=== EXERCISE INPUTS ===
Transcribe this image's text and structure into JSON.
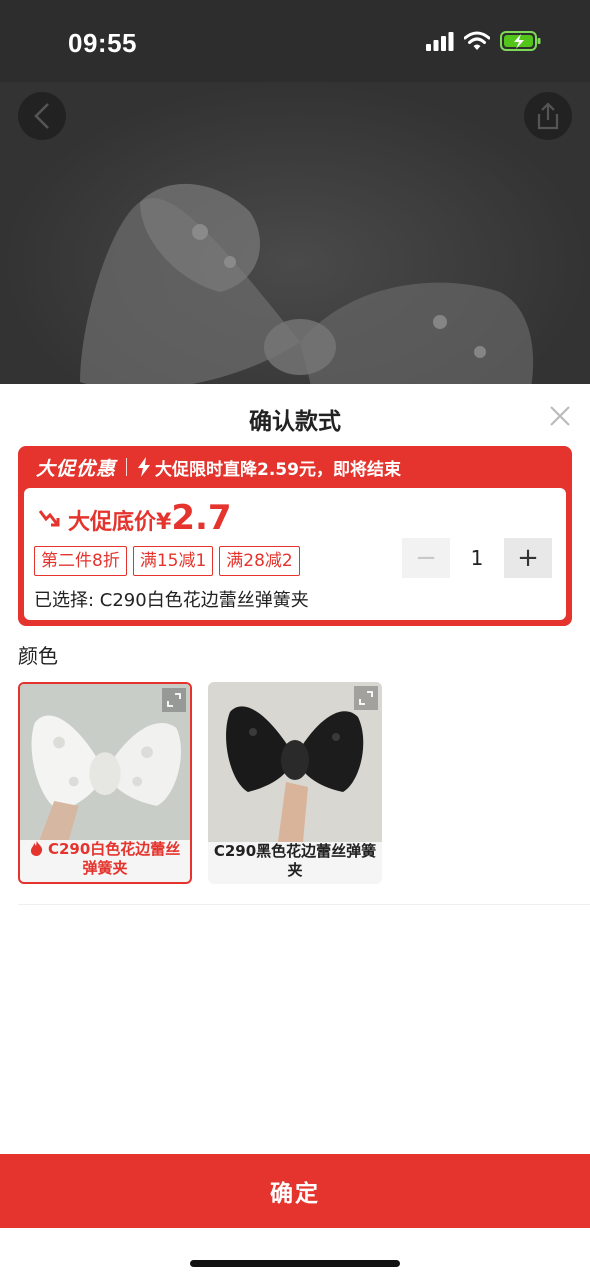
{
  "status_bar": {
    "time": "09:55"
  },
  "sheet": {
    "title": "确认款式",
    "promo": {
      "tag": "大促优惠",
      "message": "大促限时直降2.59元，即将结束",
      "price_label": "大促底价",
      "currency": "¥",
      "price": "2.7",
      "coupons": [
        "第二件8折",
        "满15减1",
        "满28减2"
      ],
      "selected": "已选择: C290白色花边蕾丝弹簧夹",
      "quantity": "1",
      "minus": "−",
      "plus": "+"
    },
    "color_label": "颜色",
    "options": [
      {
        "name": "C290白色花边蕾丝弹簧夹",
        "selected": true
      },
      {
        "name": "C290黑色花边蕾丝弹簧夹",
        "selected": false
      }
    ],
    "confirm_label": "确定"
  },
  "colors": {
    "accent": "#e4342d",
    "status_bar": "#2d2d2d"
  },
  "icons": [
    "back-icon",
    "share-icon",
    "close-icon",
    "trend-down-icon",
    "bolt-icon",
    "fire-icon",
    "expand-icon"
  ]
}
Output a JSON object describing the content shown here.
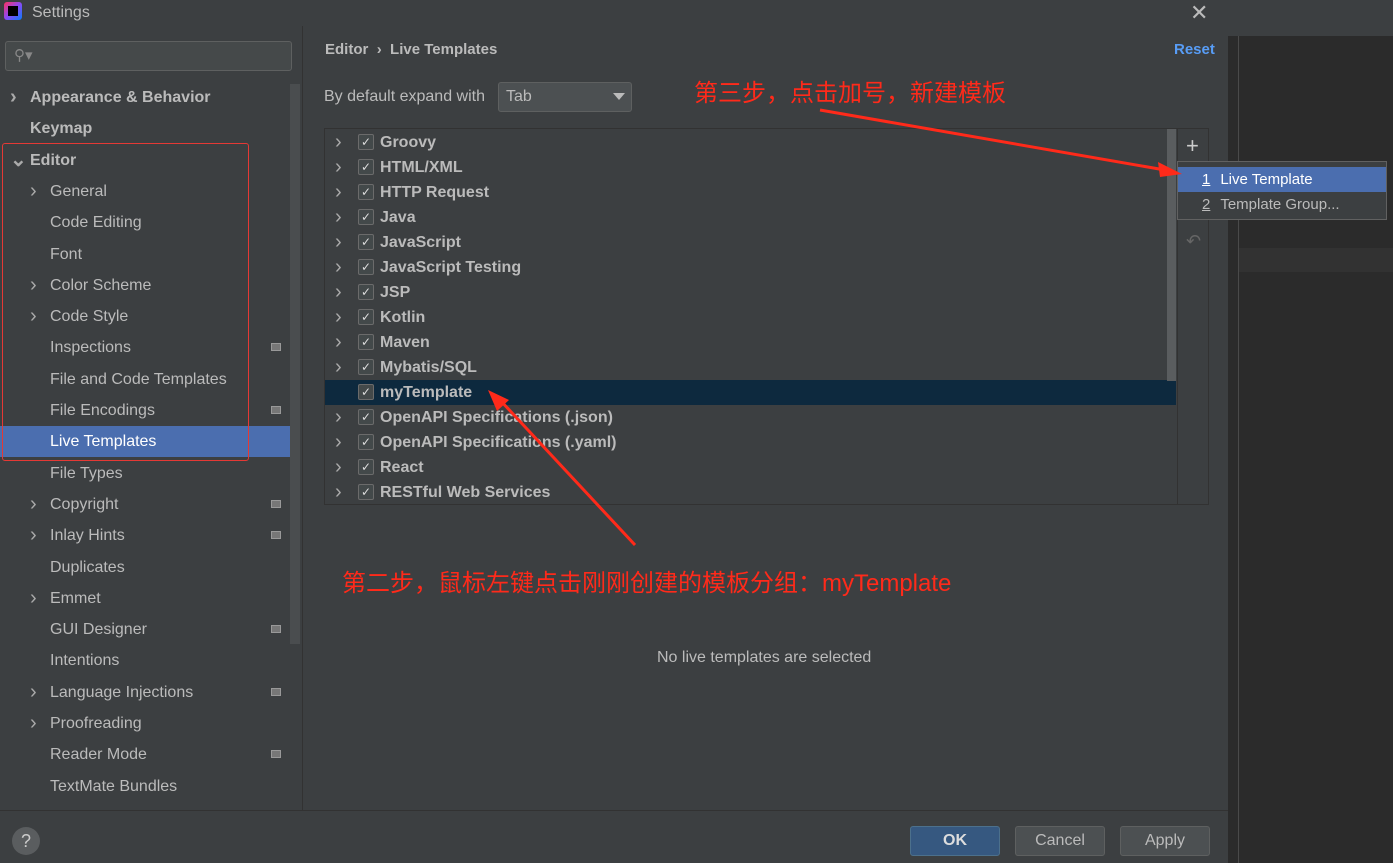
{
  "window": {
    "title": "Settings",
    "close_icon": "close-icon"
  },
  "search": {
    "placeholder": "",
    "icon": "search-icon"
  },
  "sidebar": {
    "items": [
      {
        "label": "Appearance & Behavior",
        "bold": true,
        "chevron": "right",
        "indent": 0
      },
      {
        "label": "Keymap",
        "bold": true,
        "indent": 0
      },
      {
        "label": "Editor",
        "bold": true,
        "chevron": "down",
        "indent": 0
      },
      {
        "label": "General",
        "chevron": "right",
        "indent": 1
      },
      {
        "label": "Code Editing",
        "indent": 1
      },
      {
        "label": "Font",
        "indent": 1
      },
      {
        "label": "Color Scheme",
        "chevron": "right",
        "indent": 1
      },
      {
        "label": "Code Style",
        "chevron": "right",
        "indent": 1
      },
      {
        "label": "Inspections",
        "indent": 1,
        "badge": true
      },
      {
        "label": "File and Code Templates",
        "indent": 1
      },
      {
        "label": "File Encodings",
        "indent": 1,
        "badge": true
      },
      {
        "label": "Live Templates",
        "indent": 1,
        "selected": true
      },
      {
        "label": "File Types",
        "indent": 1
      },
      {
        "label": "Copyright",
        "chevron": "right",
        "indent": 1,
        "badge": true
      },
      {
        "label": "Inlay Hints",
        "chevron": "right",
        "indent": 1,
        "badge": true
      },
      {
        "label": "Duplicates",
        "indent": 1
      },
      {
        "label": "Emmet",
        "chevron": "right",
        "indent": 1
      },
      {
        "label": "GUI Designer",
        "indent": 1,
        "badge": true
      },
      {
        "label": "Intentions",
        "indent": 1
      },
      {
        "label": "Language Injections",
        "chevron": "right",
        "indent": 1,
        "badge": true
      },
      {
        "label": "Proofreading",
        "chevron": "right",
        "indent": 1
      },
      {
        "label": "Reader Mode",
        "indent": 1,
        "badge": true
      },
      {
        "label": "TextMate Bundles",
        "indent": 1
      }
    ]
  },
  "main": {
    "breadcrumb": [
      "Editor",
      "Live Templates"
    ],
    "breadcrumb_sep": "›",
    "reset": "Reset",
    "expand_label": "By default expand with",
    "expand_value": "Tab",
    "groups": [
      {
        "label": "Groovy",
        "checked": true
      },
      {
        "label": "HTML/XML",
        "checked": true
      },
      {
        "label": "HTTP Request",
        "checked": true
      },
      {
        "label": "Java",
        "checked": true
      },
      {
        "label": "JavaScript",
        "checked": true
      },
      {
        "label": "JavaScript Testing",
        "checked": true
      },
      {
        "label": "JSP",
        "checked": true
      },
      {
        "label": "Kotlin",
        "checked": true
      },
      {
        "label": "Maven",
        "checked": true
      },
      {
        "label": "Mybatis/SQL",
        "checked": true
      },
      {
        "label": "myTemplate",
        "checked": true,
        "selected": true,
        "no_chevron": true
      },
      {
        "label": "OpenAPI Specifications (.json)",
        "checked": true
      },
      {
        "label": "OpenAPI Specifications (.yaml)",
        "checked": true
      },
      {
        "label": "React",
        "checked": true
      },
      {
        "label": "RESTful Web Services",
        "checked": true
      }
    ],
    "add_icon": "plus-icon",
    "undo_icon": "undo-icon",
    "popup": [
      {
        "num": "1",
        "label": "Live Template",
        "selected": true
      },
      {
        "num": "2",
        "label": "Template Group..."
      }
    ],
    "empty_text": "No live templates are selected"
  },
  "annotations": {
    "step3": "第三步，点击加号，新建模板",
    "step2": "第二步，鼠标左键点击刚刚创建的模板分组：myTemplate",
    "color": "#ff2a1a"
  },
  "footer": {
    "help": "?",
    "ok": "OK",
    "cancel": "Cancel",
    "apply": "Apply"
  }
}
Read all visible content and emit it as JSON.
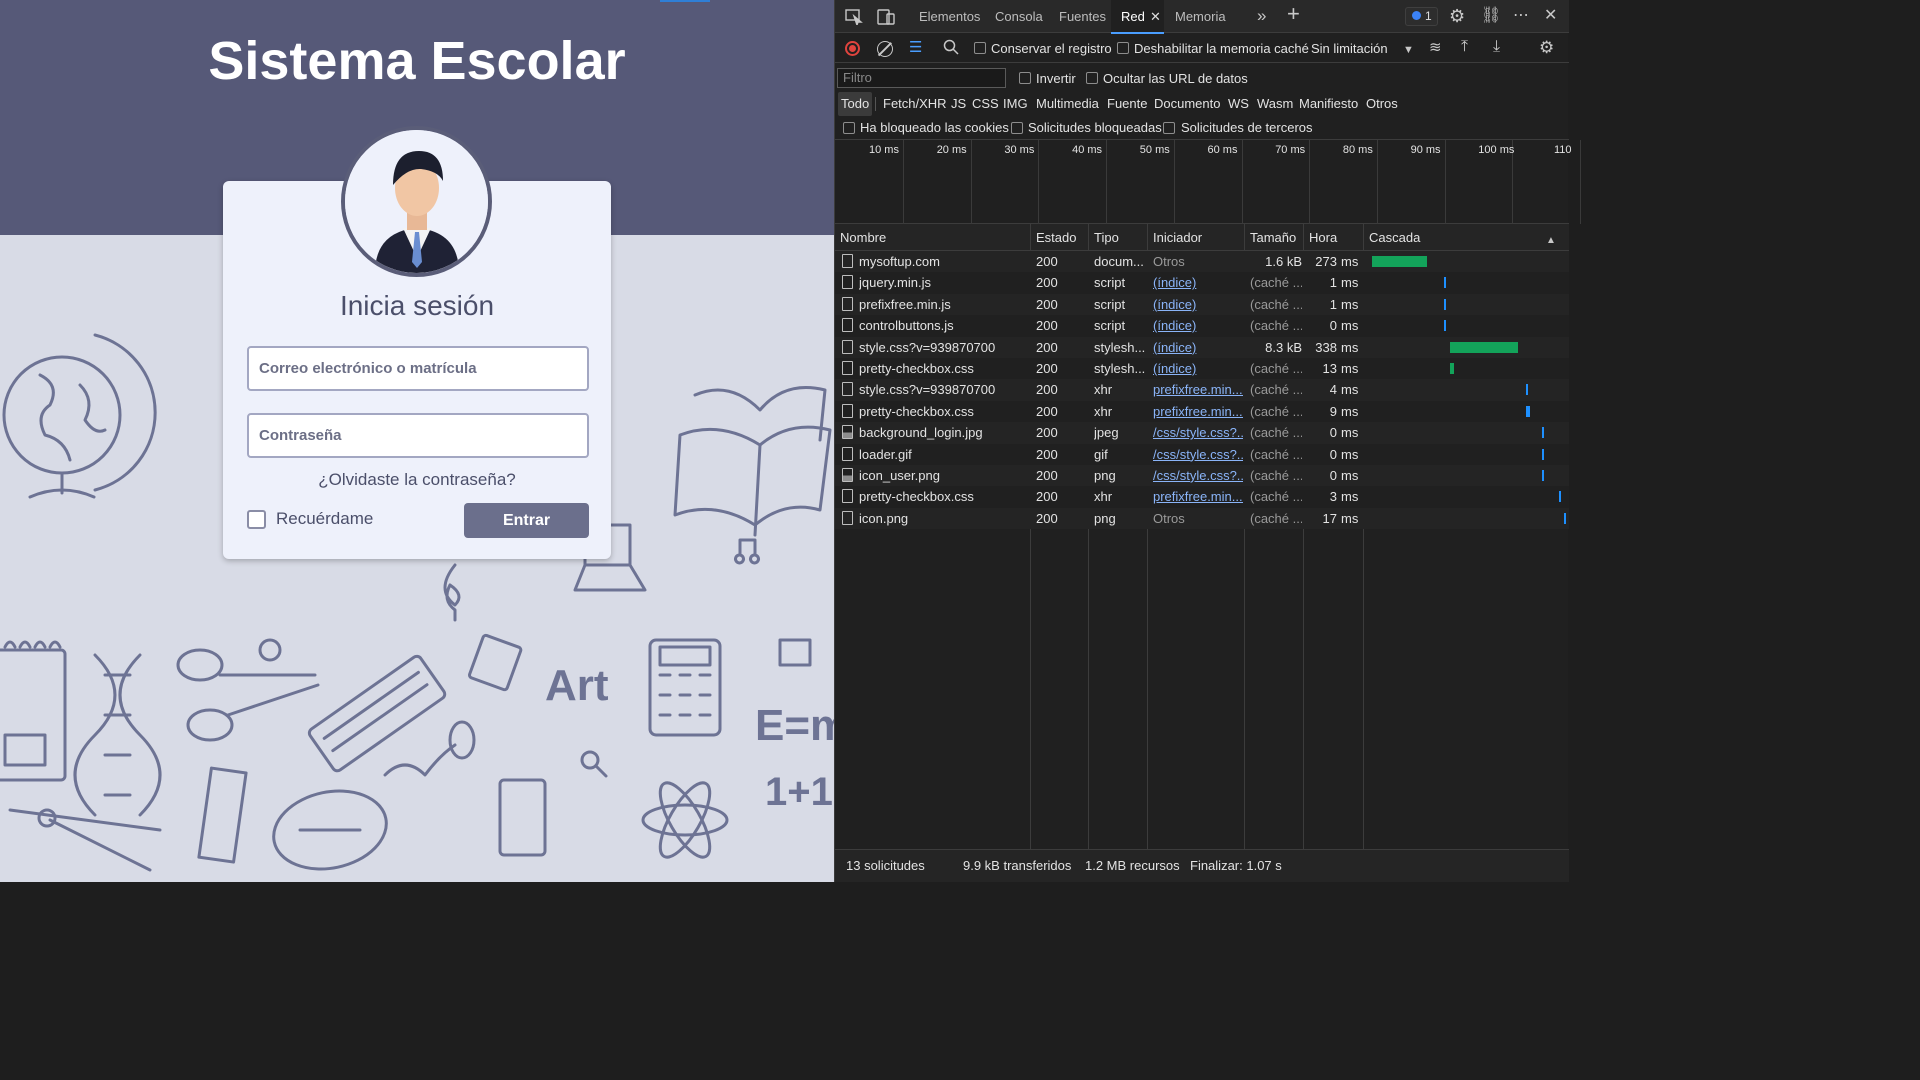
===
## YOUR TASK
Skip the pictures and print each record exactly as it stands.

## ANSWER TO THIS EXERCISE
Transcribe this image's text and structure into JSON.
{
  "status_bar": {
    "time": "09:55"
  },
  "sheet": {
    "title": "确认款式",
    "promo": {
      "tag": "大促优惠",
      "message": "大促限时直降2.59元，即将结束",
      "price_label": "大促底价",
      "currency": "¥",
      "price": "2.7",
      "coupons": [
        "第二件8折",
        "满15减1",
        "满28减2"
      ],
      "selected": "已选择: C290白色花边蕾丝弹簧夹",
      "quantity": "1",
      "minus": "−",
      "plus": "+"
    },
    "color_label": "颜色",
    "options": [
      {
        "name": "C290白色花边蕾丝弹簧夹",
        "selected": true
      },
      {
        "name": "C290黑色花边蕾丝弹簧夹",
        "selected": false
      }
    ],
    "confirm_label": "确定"
  },
  "colors": {
    "accent": "#e4342d",
    "status_bar": "#2d2d2d"
  },
  "icons": [
    "back-icon",
    "share-icon",
    "close-icon",
    "trend-down-icon",
    "bolt-icon",
    "fire-icon",
    "expand-icon"
  ]
}
Output a JSON object describing the content shown here.
{
  "window": {
    "title": "Settings",
    "close_icon": "close-icon"
  },
  "search": {
    "placeholder": "",
    "icon": "search-icon"
  },
  "sidebar": {
    "items": [
      {
        "label": "Appearance & Behavior",
        "bold": true,
        "chevron": "right",
        "indent": 0
      },
      {
        "label": "Keymap",
        "bold": true,
        "indent": 0
      },
      {
        "label": "Editor",
        "bold": true,
        "chevron": "down",
        "indent": 0
      },
      {
        "label": "General",
        "chevron": "right",
        "indent": 1
      },
      {
        "label": "Code Editing",
        "indent": 1
      },
      {
        "label": "Font",
        "indent": 1
      },
      {
        "label": "Color Scheme",
        "chevron": "right",
        "indent": 1
      },
      {
        "label": "Code Style",
        "chevron": "right",
        "indent": 1
      },
      {
        "label": "Inspections",
        "indent": 1,
        "badge": true
      },
      {
        "label": "File and Code Templates",
        "indent": 1
      },
      {
        "label": "File Encodings",
        "indent": 1,
        "badge": true
      },
      {
        "label": "Live Templates",
        "indent": 1,
        "selected": true
      },
      {
        "label": "File Types",
        "indent": 1
      },
      {
        "label": "Copyright",
        "chevron": "right",
        "indent": 1,
        "badge": true
      },
      {
        "label": "Inlay Hints",
        "chevron": "right",
        "indent": 1,
        "badge": true
      },
      {
        "label": "Duplicates",
        "indent": 1
      },
      {
        "label": "Emmet",
        "chevron": "right",
        "indent": 1
      },
      {
        "label": "GUI Designer",
        "indent": 1,
        "badge": true
      },
      {
        "label": "Intentions",
        "indent": 1
      },
      {
        "label": "Language Injections",
        "chevron": "right",
        "indent": 1,
        "badge": true
      },
      {
        "label": "Proofreading",
        "chevron": "right",
        "indent": 1
      },
      {
        "label": "Reader Mode",
        "indent": 1,
        "badge": true
      },
      {
        "label": "TextMate Bundles",
        "indent": 1
      }
    ]
  },
  "main": {
    "breadcrumb": [
      "Editor",
      "Live Templates"
    ],
    "breadcrumb_sep": "›",
    "reset": "Reset",
    "expand_label": "By default expand with",
    "expand_value": "Tab",
    "groups": [
      {
        "label": "Groovy",
        "checked": true
      },
      {
        "label": "HTML/XML",
        "checked": true
      },
      {
        "label": "HTTP Request",
        "checked": true
      },
      {
        "label": "Java",
        "checked": true
      },
      {
        "label": "JavaScript",
        "checked": true
      },
      {
        "label": "JavaScript Testing",
        "checked": true
      },
      {
        "label": "JSP",
        "checked": true
      },
      {
        "label": "Kotlin",
        "checked": true
      },
      {
        "label": "Maven",
        "checked": true
      },
      {
        "label": "Mybatis/SQL",
        "checked": true
      },
      {
        "label": "myTemplate",
        "checked": true,
        "selected": true,
        "no_chevron": true
      },
      {
        "label": "OpenAPI Specifications (.json)",
        "checked": true
      },
      {
        "label": "OpenAPI Specifications (.yaml)",
        "checked": true
      },
      {
        "label": "React",
        "checked": true
      },
      {
        "label": "RESTful Web Services",
        "checked": true
      }
    ],
    "add_icon": "plus-icon",
    "undo_icon": "undo-icon",
    "popup": [
      {
        "num": "1",
        "label": "Live Template",
        "selected": true
      },
      {
        "num": "2",
        "label": "Template Group..."
      }
    ],
    "empty_text": "No live templates are selected"
  },
  "annotations": {
    "step3": "第三步，点击加号，新建模板",
    "step2": "第二步，鼠标左键点击刚刚创建的模板分组：myTemplate",
    "color": "#ff2a1a"
  },
  "footer": {
    "help": "?",
    "ok": "OK",
    "cancel": "Cancel",
    "apply": "Apply"
  }
}
Read all visible content and emit it as JSON.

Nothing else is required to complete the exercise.